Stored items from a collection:
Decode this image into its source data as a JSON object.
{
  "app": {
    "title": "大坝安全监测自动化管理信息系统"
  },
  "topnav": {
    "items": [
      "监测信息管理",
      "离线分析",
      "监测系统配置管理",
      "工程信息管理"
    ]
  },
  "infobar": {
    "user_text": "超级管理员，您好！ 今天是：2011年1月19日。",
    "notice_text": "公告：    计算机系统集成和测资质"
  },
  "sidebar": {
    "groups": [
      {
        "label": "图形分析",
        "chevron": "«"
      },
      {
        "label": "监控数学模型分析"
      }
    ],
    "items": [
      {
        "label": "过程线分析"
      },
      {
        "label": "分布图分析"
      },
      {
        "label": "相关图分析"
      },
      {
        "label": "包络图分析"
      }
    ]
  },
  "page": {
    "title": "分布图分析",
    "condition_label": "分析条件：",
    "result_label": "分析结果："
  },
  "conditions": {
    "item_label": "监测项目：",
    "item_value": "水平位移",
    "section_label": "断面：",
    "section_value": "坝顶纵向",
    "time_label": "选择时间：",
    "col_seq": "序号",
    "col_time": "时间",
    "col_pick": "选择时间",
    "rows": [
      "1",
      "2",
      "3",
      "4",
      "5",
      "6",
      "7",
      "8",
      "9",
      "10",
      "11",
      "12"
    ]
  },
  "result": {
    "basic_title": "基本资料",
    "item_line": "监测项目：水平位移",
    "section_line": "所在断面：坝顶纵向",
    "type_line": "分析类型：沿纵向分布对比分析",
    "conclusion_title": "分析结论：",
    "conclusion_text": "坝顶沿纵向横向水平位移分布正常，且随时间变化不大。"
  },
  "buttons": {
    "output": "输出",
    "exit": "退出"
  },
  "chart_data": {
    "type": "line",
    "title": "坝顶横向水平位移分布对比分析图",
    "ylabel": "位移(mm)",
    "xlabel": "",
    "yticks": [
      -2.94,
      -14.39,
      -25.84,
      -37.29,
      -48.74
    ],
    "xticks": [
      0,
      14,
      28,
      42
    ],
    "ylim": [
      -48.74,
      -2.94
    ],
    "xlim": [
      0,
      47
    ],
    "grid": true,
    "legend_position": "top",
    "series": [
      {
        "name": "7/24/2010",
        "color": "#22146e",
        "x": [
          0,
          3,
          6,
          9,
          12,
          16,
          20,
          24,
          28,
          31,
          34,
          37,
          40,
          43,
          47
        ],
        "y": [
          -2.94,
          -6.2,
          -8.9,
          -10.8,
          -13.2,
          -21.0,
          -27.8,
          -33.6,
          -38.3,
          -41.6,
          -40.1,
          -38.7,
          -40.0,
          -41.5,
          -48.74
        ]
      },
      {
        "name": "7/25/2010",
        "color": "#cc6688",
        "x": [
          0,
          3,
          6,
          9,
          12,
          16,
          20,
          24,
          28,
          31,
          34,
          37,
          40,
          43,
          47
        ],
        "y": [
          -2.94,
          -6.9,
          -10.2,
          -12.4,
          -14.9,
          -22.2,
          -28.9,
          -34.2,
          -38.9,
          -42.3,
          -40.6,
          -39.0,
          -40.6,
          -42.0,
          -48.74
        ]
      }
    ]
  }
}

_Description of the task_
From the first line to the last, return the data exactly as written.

_Problem solution_
Decode this image into its source data as a JSON object.
{
  "app": {
    "title": "大坝安全监测自动化管理信息系统"
  },
  "topnav": {
    "items": [
      "监测信息管理",
      "离线分析",
      "监测系统配置管理",
      "工程信息管理"
    ]
  },
  "infobar": {
    "user_text": "超级管理员，您好！ 今天是：2011年1月19日。",
    "notice_text": "公告：    计算机系统集成和测资质"
  },
  "sidebar": {
    "groups": [
      {
        "label": "图形分析",
        "chevron": "«"
      },
      {
        "label": "监控数学模型分析"
      }
    ],
    "items": [
      {
        "label": "过程线分析"
      },
      {
        "label": "分布图分析"
      },
      {
        "label": "相关图分析"
      },
      {
        "label": "包络图分析"
      }
    ]
  },
  "page": {
    "title": "分布图分析",
    "condition_label": "分析条件：",
    "result_label": "分析结果："
  },
  "conditions": {
    "item_label": "监测项目：",
    "item_value": "水平位移",
    "section_label": "断面：",
    "section_value": "坝顶纵向",
    "time_label": "选择时间：",
    "col_seq": "序号",
    "col_time": "时间",
    "col_pick": "选择时间",
    "rows": [
      "1",
      "2",
      "3",
      "4",
      "5",
      "6",
      "7",
      "8",
      "9",
      "10",
      "11",
      "12"
    ]
  },
  "result": {
    "basic_title": "基本资料",
    "item_line": "监测项目：水平位移",
    "section_line": "所在断面：坝顶纵向",
    "type_line": "分析类型：沿纵向分布对比分析",
    "conclusion_title": "分析结论：",
    "conclusion_text": "坝顶沿纵向横向水平位移分布正常，且随时间变化不大。"
  },
  "buttons": {
    "output": "输出",
    "exit": "退出"
  },
  "chart_data": {
    "type": "line",
    "title": "坝顶横向水平位移分布对比分析图",
    "ylabel": "位移(mm)",
    "xlabel": "",
    "yticks": [
      -2.94,
      -14.39,
      -25.84,
      -37.29,
      -48.74
    ],
    "xticks": [
      0,
      14,
      28,
      42
    ],
    "ylim": [
      -48.74,
      -2.94
    ],
    "xlim": [
      0,
      47
    ],
    "grid": true,
    "legend_position": "top",
    "series": [
      {
        "name": "7/24/2010",
        "color": "#22146e",
        "x": [
          0,
          3,
          6,
          9,
          12,
          16,
          20,
          24,
          28,
          31,
          34,
          37,
          40,
          43,
          47
        ],
        "y": [
          -2.94,
          -6.2,
          -8.9,
          -10.8,
          -13.2,
          -21.0,
          -27.8,
          -33.6,
          -38.3,
          -41.6,
          -40.1,
          -38.7,
          -40.0,
          -41.5,
          -48.74
        ]
      },
      {
        "name": "7/25/2010",
        "color": "#cc6688",
        "x": [
          0,
          3,
          6,
          9,
          12,
          16,
          20,
          24,
          28,
          31,
          34,
          37,
          40,
          43,
          47
        ],
        "y": [
          -2.94,
          -6.9,
          -10.2,
          -12.4,
          -14.9,
          -22.2,
          -28.9,
          -34.2,
          -38.9,
          -42.3,
          -40.6,
          -39.0,
          -40.6,
          -42.0,
          -48.74
        ]
      }
    ]
  }
}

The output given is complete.